Report back each line of the records that contains the string "this".

*** The data ***

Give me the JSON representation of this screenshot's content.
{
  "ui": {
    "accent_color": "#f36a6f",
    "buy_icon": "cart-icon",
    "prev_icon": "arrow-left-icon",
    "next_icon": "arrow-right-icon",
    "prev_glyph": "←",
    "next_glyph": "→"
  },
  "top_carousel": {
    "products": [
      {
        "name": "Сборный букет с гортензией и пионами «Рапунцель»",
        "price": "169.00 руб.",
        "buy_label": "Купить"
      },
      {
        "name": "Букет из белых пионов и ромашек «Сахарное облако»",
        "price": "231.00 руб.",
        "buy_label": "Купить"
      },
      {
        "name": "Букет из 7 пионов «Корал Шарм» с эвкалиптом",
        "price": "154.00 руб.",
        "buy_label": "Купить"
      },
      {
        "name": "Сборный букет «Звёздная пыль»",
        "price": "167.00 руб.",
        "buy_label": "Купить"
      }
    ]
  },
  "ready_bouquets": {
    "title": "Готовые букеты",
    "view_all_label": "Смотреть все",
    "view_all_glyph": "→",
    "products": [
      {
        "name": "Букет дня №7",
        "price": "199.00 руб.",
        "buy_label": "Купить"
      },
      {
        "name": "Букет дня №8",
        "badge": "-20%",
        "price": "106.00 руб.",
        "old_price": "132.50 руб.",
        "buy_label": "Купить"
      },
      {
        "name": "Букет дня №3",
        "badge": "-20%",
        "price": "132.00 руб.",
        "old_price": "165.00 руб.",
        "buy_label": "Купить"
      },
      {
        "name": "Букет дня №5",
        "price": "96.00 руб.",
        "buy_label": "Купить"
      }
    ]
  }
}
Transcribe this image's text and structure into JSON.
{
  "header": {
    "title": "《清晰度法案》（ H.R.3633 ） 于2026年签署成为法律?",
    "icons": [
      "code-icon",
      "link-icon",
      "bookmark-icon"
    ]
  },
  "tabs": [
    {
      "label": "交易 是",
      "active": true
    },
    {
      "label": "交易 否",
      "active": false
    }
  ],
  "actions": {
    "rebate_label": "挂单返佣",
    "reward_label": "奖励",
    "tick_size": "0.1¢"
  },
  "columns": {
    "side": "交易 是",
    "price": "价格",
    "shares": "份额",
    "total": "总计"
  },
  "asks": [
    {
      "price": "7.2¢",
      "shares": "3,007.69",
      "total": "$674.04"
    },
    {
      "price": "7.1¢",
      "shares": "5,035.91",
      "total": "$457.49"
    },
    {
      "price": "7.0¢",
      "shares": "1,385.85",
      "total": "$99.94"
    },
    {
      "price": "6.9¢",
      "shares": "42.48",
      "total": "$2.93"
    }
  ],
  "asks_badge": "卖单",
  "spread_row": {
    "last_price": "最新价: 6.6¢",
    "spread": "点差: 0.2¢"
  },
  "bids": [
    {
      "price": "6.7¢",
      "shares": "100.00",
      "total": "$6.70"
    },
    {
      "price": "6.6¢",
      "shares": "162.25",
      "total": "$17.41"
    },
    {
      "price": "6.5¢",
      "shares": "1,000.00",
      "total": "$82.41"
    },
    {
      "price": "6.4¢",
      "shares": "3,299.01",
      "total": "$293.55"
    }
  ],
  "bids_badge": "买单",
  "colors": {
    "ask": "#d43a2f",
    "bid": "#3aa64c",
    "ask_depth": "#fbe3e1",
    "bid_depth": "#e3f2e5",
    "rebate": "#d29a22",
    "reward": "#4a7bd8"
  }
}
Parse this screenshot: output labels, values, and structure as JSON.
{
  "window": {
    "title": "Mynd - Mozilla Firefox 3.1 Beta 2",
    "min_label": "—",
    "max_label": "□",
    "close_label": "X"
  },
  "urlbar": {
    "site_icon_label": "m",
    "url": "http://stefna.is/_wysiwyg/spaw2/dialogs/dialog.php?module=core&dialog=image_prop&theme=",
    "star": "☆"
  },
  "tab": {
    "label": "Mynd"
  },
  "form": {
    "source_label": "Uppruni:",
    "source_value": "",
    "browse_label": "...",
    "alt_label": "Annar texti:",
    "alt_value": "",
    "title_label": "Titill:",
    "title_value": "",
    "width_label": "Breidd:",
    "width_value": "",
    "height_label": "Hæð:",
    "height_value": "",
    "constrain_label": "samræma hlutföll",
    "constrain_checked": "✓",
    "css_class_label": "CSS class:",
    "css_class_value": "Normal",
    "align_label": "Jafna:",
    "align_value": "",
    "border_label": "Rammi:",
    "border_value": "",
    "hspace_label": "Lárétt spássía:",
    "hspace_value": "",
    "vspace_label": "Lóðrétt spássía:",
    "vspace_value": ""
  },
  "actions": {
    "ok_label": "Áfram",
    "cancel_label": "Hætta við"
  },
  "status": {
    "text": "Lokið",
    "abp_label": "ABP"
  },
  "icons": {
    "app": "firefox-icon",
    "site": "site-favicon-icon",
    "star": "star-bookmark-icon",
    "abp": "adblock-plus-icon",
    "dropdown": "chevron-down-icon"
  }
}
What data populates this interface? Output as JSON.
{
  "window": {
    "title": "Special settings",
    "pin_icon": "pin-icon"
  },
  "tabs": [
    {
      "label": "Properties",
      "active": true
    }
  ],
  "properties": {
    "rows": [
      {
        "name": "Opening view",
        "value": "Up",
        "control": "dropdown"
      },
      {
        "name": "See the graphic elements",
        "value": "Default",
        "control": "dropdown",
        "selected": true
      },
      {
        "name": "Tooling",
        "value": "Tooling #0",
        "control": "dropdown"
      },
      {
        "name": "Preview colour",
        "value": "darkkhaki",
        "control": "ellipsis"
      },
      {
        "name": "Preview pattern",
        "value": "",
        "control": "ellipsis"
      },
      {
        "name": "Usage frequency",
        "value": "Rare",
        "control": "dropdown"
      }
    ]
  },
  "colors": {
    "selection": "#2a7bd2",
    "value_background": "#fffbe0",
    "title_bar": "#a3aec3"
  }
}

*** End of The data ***

▸ Expected answer:
Give me the JSON representation of this screenshot's content.
Transcribe this image's text and structure into JSON.
Parse this screenshot: output labels, values, and structure as JSON.
What data populates this interface? Output as JSON.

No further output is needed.